Task instructions: Which lines of the records below contain the word "Discharge"? Show each one.

### Recorded data

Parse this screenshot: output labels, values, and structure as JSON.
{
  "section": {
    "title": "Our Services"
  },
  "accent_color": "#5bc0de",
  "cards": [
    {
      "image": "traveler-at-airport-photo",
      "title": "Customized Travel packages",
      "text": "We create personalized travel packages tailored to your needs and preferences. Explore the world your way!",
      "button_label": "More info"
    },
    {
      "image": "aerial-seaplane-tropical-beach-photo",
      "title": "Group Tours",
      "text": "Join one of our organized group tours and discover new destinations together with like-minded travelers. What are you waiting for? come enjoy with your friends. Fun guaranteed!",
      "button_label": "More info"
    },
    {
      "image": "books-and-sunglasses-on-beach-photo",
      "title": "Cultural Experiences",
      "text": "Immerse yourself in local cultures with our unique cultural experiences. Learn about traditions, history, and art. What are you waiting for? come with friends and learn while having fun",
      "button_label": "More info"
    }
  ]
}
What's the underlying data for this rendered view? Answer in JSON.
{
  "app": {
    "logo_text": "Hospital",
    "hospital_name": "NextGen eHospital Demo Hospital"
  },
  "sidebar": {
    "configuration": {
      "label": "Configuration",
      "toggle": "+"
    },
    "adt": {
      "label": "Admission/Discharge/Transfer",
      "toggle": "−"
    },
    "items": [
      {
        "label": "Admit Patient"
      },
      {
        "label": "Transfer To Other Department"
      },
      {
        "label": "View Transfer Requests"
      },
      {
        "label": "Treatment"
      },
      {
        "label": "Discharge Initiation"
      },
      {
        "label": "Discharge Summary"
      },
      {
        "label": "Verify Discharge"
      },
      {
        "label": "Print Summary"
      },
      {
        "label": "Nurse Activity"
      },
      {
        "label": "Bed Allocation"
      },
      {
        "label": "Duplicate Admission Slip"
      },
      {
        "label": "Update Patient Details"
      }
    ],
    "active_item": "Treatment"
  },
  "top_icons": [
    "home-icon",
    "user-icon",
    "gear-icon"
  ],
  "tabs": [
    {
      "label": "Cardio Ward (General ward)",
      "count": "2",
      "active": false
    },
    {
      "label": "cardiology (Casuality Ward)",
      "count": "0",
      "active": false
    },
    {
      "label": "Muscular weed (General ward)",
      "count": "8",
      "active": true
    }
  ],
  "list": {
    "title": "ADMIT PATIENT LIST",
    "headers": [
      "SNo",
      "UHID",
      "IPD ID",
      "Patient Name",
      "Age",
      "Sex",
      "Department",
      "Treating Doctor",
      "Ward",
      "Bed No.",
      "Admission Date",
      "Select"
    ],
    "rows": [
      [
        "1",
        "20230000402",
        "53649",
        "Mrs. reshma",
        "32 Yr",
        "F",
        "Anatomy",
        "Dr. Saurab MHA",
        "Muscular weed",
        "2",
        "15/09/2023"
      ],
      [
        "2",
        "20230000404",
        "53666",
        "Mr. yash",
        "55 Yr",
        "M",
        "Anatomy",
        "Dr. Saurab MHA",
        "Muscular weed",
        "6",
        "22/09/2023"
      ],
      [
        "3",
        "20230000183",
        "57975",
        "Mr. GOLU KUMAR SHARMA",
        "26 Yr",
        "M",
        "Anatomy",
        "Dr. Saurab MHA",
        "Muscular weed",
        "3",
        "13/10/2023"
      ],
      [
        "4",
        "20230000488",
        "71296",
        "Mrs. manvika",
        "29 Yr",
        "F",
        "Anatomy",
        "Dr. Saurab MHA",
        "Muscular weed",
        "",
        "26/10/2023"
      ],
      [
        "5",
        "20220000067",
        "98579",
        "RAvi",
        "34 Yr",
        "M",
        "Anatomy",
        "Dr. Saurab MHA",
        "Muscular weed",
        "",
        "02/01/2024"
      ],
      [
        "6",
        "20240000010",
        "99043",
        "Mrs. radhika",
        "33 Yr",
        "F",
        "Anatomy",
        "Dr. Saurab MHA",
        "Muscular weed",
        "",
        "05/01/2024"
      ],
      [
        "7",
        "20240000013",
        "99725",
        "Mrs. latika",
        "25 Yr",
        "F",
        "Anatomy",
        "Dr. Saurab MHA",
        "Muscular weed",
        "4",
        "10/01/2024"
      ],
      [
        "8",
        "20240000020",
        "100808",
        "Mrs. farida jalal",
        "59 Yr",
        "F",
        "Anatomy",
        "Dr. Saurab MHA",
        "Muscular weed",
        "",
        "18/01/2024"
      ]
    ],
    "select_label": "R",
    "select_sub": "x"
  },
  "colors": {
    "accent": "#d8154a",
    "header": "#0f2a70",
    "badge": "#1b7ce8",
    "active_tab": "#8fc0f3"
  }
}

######

Answer below:
      "label": "Admission/Discharge/Transfer",
        "label": "Discharge Initiation"
        "label": "Discharge Summary"
        "label": "Verify Discharge"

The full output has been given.